Membership declined from 80 in 1930 to 25 in 1978, when the average age was about 70


The Society's Employer's Quarterly Federal Tax Return for the first quarter of 1978 shows total wages paid of $226,778.62


As of 1978, the Society's accumulated surplus exceeded $5.3 million, and its top three officials, who were nonmembers, received annual salaries of over $103,000, $72,000, and $42,000, respectively


The other three ladies did not address this point in their depositions, but we are persuaded that the nature of their services was such as to support an inference that these could be performed without living in the Society's home


The wages of the eight ladies involved demonstrate a clear nexus between their services and the business activities of the Society. Wages reported for 1978 were: Bachman $11,921.89; Todd $10,233.57; Stepler $3,776.66 (May thru December); Bossard $6,344.24; Gray $2,054.24; Mann $2,826.44; McKinney $17,309.79; and Wolf $2,354.24


26 U.S.C. § 119 provides, in part, as follows:

(a) Meals and lodging furnished to employee ... pursuant to employment

There shall be excluded from gross income of an employee the value of any meals or lodging furnished to him ... by or on behalf of his employer for the convenience of the employer, but only if--

(1) in the case of meals, the meals are furnished on the business premises of the employer, or

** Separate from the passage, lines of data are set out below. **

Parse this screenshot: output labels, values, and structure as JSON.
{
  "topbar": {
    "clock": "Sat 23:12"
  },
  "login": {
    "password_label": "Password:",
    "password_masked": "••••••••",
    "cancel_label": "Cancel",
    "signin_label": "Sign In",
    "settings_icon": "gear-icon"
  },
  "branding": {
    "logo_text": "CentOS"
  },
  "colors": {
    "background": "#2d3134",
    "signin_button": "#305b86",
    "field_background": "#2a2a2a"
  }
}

(2) in the case of lodging, the employee is required to accept such lodging on the business premises of his employer as a condition of his employment.

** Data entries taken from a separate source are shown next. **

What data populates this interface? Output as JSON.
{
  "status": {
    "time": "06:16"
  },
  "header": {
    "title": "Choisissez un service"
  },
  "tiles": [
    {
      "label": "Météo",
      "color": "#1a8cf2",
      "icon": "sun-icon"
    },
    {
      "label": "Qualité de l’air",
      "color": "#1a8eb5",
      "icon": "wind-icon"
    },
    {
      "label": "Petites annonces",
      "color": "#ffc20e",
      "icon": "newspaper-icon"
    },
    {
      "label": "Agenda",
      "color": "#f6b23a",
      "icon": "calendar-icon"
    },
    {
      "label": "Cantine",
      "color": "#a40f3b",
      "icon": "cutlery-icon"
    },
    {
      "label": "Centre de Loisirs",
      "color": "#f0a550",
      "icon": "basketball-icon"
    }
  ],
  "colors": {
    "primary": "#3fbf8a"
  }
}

Our predecessor court has stated that "There does not appear to be any substantial difference between the ... 'convenience of the employer' test and the 'required as a condition of his employment' test." United States Junior Chamber of Commerce v. United States, 334 F.2d 660, 663, 167 Ct. Cl. 392 (1964).


We note that the mere assertion that meals were furnished for a noncompensatory business reason of the employer (and, therefore, were for the convenience of the employer), 26 C.F.R. Sec. 1.119-1(a) (2) (i), is not sufficient proof since this is a question of fact to be determined from the circumstances of each case


The Society acknowledges that the Conference Report thereon states that no inference is intended of the correct tax treatment of such lodging before the moratorium period beginning January 1, 1984


We note that 26 C.F.R. Sec. 1.119-1(a) (2) (iii) provides that promotion of morale or goodwill of the employee by furnishing meals is regarded as a compensatory business reason of the employer